Ouagadougou (Burkina Faso), Oct 10 (IANS) The 2013 edition of the 'High Level Forum on Water and Sanitation in Africa' will be held Nov 21-23 in Abidjan, Cote d'Ivoire.
The forum assembles heads of states, finance ministers, water and sanitation ministers, investors and donors from southern as well as northern countries, according to a press release issued by the Water and Sanitation Africa (WSA).
Private businesses and trade associations from Africa, and development practitioners with a focus on identifying business opportunities in the water and sanitation sector will also attend the event.
Africa is among the fastest growing regions of the world with an average economic growth rate of 5.6 percent per year.
It is also fast gaining increasing access to international capital, meaning that the potential for investment and expansion in infrastructure is higher.
Africa's growth is largely constrained by poor infrastructure. A study conducted by the African Development Bank estimated that the total cost of bridging Africa's infrastructure gap over the next decade will be about $93 million a year.
In 1980, Africa's urban population was estimated at 28 percent. By 2008 it had risen to 40 percent and is projected to reach 50 percent by 2030.
This rapid urbanization rate has created demand for more infrastructure including housing, water and sanitation systems.

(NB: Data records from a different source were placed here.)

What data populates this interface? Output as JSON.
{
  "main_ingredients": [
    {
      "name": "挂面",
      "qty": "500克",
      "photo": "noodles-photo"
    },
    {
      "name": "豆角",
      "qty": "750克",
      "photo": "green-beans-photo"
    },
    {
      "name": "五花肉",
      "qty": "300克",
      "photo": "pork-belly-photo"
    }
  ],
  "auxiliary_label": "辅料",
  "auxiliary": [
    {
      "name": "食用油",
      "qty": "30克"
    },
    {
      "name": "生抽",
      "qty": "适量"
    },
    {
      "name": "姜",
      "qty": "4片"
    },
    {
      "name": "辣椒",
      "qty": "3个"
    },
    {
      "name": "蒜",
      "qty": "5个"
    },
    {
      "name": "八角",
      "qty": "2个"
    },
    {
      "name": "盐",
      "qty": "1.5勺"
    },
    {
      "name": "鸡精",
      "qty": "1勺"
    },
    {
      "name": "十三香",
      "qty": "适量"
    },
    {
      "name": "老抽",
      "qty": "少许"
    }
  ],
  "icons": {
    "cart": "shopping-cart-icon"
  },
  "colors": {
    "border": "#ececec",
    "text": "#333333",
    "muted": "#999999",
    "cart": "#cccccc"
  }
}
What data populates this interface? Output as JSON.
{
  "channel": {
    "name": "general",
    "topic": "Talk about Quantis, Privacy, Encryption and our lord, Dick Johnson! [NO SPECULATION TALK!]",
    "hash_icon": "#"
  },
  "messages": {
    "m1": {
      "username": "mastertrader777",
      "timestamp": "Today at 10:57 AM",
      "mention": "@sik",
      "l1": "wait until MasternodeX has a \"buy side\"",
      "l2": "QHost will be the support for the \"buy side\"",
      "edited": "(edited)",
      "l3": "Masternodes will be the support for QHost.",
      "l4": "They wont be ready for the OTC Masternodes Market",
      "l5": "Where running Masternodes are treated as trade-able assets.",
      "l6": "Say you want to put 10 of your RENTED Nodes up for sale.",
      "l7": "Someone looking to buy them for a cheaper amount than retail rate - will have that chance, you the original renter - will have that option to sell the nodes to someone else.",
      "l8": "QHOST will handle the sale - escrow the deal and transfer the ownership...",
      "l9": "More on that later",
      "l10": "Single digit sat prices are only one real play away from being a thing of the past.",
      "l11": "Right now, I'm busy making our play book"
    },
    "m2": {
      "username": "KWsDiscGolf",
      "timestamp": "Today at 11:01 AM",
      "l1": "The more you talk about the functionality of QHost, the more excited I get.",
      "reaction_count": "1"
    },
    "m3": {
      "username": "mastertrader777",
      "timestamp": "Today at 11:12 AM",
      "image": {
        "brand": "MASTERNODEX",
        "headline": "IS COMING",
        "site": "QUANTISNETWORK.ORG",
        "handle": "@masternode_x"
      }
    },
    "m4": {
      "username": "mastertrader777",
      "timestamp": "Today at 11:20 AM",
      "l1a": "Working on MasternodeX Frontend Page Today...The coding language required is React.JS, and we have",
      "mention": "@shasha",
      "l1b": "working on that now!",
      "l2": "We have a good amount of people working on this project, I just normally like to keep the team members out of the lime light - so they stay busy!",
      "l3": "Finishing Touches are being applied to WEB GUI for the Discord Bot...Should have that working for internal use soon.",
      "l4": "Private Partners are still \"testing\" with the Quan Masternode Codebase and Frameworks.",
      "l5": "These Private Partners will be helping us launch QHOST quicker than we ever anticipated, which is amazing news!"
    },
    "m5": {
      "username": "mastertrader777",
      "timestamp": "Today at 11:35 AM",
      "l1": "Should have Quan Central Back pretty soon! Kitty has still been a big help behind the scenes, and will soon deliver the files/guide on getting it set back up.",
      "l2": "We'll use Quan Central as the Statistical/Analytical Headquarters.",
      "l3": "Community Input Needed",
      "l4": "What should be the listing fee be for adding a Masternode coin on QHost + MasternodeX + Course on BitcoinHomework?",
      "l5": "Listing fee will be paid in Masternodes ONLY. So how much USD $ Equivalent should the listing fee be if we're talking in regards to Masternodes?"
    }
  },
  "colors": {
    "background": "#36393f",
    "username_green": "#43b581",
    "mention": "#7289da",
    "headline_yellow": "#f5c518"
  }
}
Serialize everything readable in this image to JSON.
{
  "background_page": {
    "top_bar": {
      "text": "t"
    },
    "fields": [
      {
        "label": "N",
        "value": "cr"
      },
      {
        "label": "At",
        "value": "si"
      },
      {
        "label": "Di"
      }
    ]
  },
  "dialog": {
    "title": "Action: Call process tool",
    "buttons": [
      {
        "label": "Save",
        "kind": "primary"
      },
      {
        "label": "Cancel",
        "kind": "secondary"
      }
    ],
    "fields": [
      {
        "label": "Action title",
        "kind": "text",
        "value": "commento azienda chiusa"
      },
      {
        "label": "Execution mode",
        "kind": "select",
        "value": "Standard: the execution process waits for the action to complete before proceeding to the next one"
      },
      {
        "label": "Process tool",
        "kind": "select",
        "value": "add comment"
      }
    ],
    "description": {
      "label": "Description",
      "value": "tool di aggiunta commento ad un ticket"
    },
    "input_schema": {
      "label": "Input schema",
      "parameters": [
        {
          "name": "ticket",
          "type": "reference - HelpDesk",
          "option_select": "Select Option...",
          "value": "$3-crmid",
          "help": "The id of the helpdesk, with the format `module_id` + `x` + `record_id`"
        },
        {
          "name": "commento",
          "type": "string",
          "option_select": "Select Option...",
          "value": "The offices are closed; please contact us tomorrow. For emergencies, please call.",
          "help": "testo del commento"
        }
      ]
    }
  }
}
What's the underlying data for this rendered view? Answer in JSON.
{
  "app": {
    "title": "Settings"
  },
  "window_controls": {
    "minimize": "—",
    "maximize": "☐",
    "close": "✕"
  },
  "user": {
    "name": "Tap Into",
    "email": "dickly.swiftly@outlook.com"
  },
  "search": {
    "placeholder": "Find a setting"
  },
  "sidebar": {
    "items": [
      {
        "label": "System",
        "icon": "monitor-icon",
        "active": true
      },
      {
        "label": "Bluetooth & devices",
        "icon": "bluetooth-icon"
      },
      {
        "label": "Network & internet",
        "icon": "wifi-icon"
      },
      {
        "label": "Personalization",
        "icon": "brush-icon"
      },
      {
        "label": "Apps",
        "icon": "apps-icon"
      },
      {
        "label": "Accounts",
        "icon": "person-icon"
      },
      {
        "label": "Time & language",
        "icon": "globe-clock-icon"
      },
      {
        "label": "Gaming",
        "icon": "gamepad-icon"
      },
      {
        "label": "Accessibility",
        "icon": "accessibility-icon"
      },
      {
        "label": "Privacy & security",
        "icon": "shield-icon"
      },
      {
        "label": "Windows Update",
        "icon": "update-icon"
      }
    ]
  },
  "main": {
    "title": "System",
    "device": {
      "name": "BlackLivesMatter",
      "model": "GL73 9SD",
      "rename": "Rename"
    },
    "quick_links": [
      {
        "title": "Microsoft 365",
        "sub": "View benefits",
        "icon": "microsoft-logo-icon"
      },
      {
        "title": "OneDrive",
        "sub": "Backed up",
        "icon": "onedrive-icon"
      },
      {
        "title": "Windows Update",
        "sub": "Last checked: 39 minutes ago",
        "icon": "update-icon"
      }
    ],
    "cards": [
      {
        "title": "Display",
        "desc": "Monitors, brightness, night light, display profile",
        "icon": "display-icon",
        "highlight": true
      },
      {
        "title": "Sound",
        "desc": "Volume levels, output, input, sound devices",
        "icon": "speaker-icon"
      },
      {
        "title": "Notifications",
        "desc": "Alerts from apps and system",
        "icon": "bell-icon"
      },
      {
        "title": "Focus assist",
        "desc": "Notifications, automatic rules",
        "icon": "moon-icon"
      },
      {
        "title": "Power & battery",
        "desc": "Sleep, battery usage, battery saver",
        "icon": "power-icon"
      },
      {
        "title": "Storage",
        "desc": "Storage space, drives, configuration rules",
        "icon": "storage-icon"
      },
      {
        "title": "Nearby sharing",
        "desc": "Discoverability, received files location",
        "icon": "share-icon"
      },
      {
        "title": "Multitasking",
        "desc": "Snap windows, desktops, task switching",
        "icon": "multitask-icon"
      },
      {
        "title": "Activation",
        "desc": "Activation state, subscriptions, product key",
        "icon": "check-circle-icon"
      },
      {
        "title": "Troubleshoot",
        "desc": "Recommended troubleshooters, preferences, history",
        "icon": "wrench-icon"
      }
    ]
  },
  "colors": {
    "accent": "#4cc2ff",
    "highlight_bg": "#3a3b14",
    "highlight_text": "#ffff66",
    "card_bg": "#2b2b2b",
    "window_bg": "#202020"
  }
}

To spur the growth, many African governments have strengthened their legal frameworks, policy and strategy regimes, anti-corruption policies, and the quality of their human capital.
In 2000, it was estimated that 59 million households had $5000 or more income above which they start spending roughly 50 percent on non-food items.
By 2014, this figure is expected to increase to 106 million households. Thus many more Africans are prepared to exchange cash for quality service especially in water, sanitation and housing, the release stated.
Despite these positive trends, the water and sanitation sector has not yet received adequate investor attention in Africa.
This state of affairs is mostly but arguably attributed to the socialist-focussed development paradigm for the sector; water and sanitation services were branded as social services with strict governmental controls. This limited the business interest in the sector and led to over-reliance on government investment and charity.
Today about 400 million people living in Africa lack access to clean drinking water, while over 600 million people lack basic sanitation services, WSA stated.
Several million children die from preventable water and sanitation-related illnesses every year in Africa.
In Nigeria and Ethiopia for instance, about 97,000 and 33,000 children die every year of diarrhoeal diseases caused by poor drinking water and sanitation respectively.
This has triggered the call for a shift in the development orientation for Africa's water and sanitation sector from social to the inclusion of more economic and financial models.
With focus on south-south cooperation for water and sanitation sector growth in Africa, the 2013 High Level Forum provides the platform for exploring business opportunities with potential partners from India, China, Turkey, Israel, Malaysia, Singapore, Brazil, Taiwan, Japan, apart from the continent's traditional partners from the north.
The 2013 is being held after two highly successful such forum's in Burkina Faso's capital Ouagadougou in 2011 and Senegal's capital Dakar in 2012.